Electing Judges: How To Be An Informed Voter
More than five dozen judges and justices of the peace are up for election in Clark County next month. That includes all 26 judges in the controversial family court.
Most voters have no idea who any of the candidates are, how they think, what they represent. So, how are they supposed to decide who to vote for?
“It is a really difficult problem, especially for the average voter who opens this ballot and sees dozens and dozens of names with no indication of political party, of who the incumbent is. There is just very precious little information on this ballot,” said Rebecca Gill, a political science professor at UNLV.
She helps the Las Vegas Review-Journal put together the Judging the Judges survey, which asks local attorneys to rate local judges in a number of categories.
But since the survey doesn't take into account things like how many times a judge's decision has been overturned by a higher court and doesn't include attorneys who are running for the bench for the first, Gill said it's just one tool.
“I think it’s important to remember this is a really useful tool but it is just one of a number of tools for understanding how our judges are performing, and then of course who we might want to vote for in an election," she said.
Gill suggested people check out the websites of individual candidates to get an idea about who their are. Voters can also consider the endorsements of special interest groups like unions or conservation groups.
However, she said, that can also be fraught with problems.
“Obviously, you can see who has endorsed which candidate but it’s very difficult to know what kind of information that interest group used to make that choice and how rigorous that vetting was,” she said.
Voters can also seek out information about who the candidate is getting campaign contributions from but she admits going through all of that is really "getting into the weeds" for a lot of voters.
Attorney Paola Armeni is a member of the Board of Governors for the State Bar of Nevada. She said voters can find information about disciplinary action against attorneys on the bar's website. They can also find information about disciplinary actions pending against judges on the Nevada Commission on Judicial Discipline site.
Armeni said when deciding who to vote for, voters should look at the candidates' community involvement and experience in court.

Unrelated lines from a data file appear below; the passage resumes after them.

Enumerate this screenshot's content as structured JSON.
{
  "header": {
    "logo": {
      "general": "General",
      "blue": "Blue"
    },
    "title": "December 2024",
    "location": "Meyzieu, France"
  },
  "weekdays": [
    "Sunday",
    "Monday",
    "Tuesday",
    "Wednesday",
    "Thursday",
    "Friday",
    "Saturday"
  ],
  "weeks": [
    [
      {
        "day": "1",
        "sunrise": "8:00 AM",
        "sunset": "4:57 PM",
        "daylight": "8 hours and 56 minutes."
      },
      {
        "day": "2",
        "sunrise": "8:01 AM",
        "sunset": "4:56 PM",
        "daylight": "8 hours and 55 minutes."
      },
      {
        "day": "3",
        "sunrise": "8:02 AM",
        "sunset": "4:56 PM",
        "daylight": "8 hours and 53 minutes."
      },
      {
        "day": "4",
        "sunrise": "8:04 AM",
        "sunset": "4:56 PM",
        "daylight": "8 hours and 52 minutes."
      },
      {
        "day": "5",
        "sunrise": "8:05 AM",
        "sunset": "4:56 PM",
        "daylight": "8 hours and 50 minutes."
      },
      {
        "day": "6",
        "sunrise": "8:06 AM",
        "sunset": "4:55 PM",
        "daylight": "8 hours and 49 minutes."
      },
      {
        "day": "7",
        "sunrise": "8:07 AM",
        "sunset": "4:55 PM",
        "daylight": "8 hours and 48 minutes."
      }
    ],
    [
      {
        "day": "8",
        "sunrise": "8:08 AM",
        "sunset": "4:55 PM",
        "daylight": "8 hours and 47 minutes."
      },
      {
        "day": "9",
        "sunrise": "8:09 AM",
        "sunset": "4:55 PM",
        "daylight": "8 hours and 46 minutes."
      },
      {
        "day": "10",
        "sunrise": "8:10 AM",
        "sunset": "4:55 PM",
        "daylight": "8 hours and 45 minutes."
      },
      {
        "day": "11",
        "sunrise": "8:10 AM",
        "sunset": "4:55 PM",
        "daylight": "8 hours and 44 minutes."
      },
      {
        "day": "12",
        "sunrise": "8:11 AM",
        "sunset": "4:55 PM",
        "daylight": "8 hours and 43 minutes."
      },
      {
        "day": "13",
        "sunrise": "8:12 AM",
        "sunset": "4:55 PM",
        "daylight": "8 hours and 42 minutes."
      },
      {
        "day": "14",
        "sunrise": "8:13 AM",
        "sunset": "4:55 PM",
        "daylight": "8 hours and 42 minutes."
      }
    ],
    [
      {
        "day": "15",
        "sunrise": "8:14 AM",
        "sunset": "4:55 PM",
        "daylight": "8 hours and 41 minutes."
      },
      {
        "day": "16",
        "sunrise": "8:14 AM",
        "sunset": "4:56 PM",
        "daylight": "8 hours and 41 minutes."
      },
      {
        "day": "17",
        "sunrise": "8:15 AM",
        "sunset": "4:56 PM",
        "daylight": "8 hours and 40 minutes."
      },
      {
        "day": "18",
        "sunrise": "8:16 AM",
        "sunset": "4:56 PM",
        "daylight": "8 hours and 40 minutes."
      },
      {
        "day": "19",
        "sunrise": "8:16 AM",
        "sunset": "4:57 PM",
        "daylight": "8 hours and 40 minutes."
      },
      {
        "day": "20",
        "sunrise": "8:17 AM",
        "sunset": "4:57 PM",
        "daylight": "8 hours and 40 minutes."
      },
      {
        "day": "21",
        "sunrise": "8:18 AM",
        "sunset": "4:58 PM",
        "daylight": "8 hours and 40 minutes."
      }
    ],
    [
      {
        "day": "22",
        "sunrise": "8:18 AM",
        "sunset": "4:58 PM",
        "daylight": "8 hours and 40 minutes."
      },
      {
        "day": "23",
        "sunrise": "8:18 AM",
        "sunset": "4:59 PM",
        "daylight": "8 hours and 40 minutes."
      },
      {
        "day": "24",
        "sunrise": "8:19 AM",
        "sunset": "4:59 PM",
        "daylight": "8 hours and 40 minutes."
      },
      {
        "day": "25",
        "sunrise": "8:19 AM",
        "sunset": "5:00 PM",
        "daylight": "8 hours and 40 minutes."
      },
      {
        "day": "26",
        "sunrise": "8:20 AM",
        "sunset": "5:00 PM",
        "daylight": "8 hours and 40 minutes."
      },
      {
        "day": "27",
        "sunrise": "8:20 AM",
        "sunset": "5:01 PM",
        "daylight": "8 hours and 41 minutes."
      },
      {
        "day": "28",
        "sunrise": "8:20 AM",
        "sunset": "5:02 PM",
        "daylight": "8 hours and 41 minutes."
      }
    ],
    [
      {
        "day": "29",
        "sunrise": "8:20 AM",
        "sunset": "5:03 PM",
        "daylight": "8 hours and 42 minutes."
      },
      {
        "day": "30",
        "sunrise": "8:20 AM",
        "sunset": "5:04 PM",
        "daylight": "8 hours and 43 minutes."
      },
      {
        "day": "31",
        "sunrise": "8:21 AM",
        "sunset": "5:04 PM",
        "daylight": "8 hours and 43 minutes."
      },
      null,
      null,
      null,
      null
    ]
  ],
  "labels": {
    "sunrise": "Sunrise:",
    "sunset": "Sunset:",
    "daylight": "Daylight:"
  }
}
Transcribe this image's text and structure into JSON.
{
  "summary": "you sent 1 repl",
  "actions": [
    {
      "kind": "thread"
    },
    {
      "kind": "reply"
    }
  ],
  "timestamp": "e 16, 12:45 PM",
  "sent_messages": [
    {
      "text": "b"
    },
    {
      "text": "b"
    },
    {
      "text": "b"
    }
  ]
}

“You want someone who is experienced. You want someone that is dedicated to the community and being a public servant," she said, "You want somebody that will treat people fairly and treat them kindly. I think those are different things that people want to look at.”
For district court judge, candidates must have at least 10 years' experience as an attorney and two of those years must be in the state of Nevada.
Armeni said for district court judge look for someone who has had trial experience, and for family court, look for someone who has practiced in that arena. She added that it's rare for an attorney to have extensive experience both in civil and criminal law.
“I think you want to look for somebody who is smart and dedicated to the law and that will educate themselves to do the best that they can do in that area,” she said.
The question of whether Nevada should even elect judges seems to come up frequently, especially when there is a high-profile case of misconduct.
Gill says it is a good question but a difficult that ne to answer.
“What we’re doing right now is likely the worst of all possible options because… there is just no way for a voter to make sense of all of this,” she said.
The idea of appointing judges has gone before the voters in Nevada before, but has never passed.
Armeni notes that one of the reasons to keep the election system is, it can be difficult to remove an appointed judge who isn't performing well. Despite that, she doesn't like that people vote on judges with very little information.
“I think personally I would rather them not vote because I think voting blindly… you may just put the wrong candidate in there because you just have voted without knowing anything about them,” she said.
Gill suggested there could be a hybrid system where lower court judges are appointed but must be re-elected to stay on the bench. However, higher court judgest that make decisions about state policy would still need to be elected.
Rebecca Gill, political science professor, UNLV; Paola Armeni, Las Vegas Manager, Clark Hill law firm and State Bar of Nevada Board of Governors member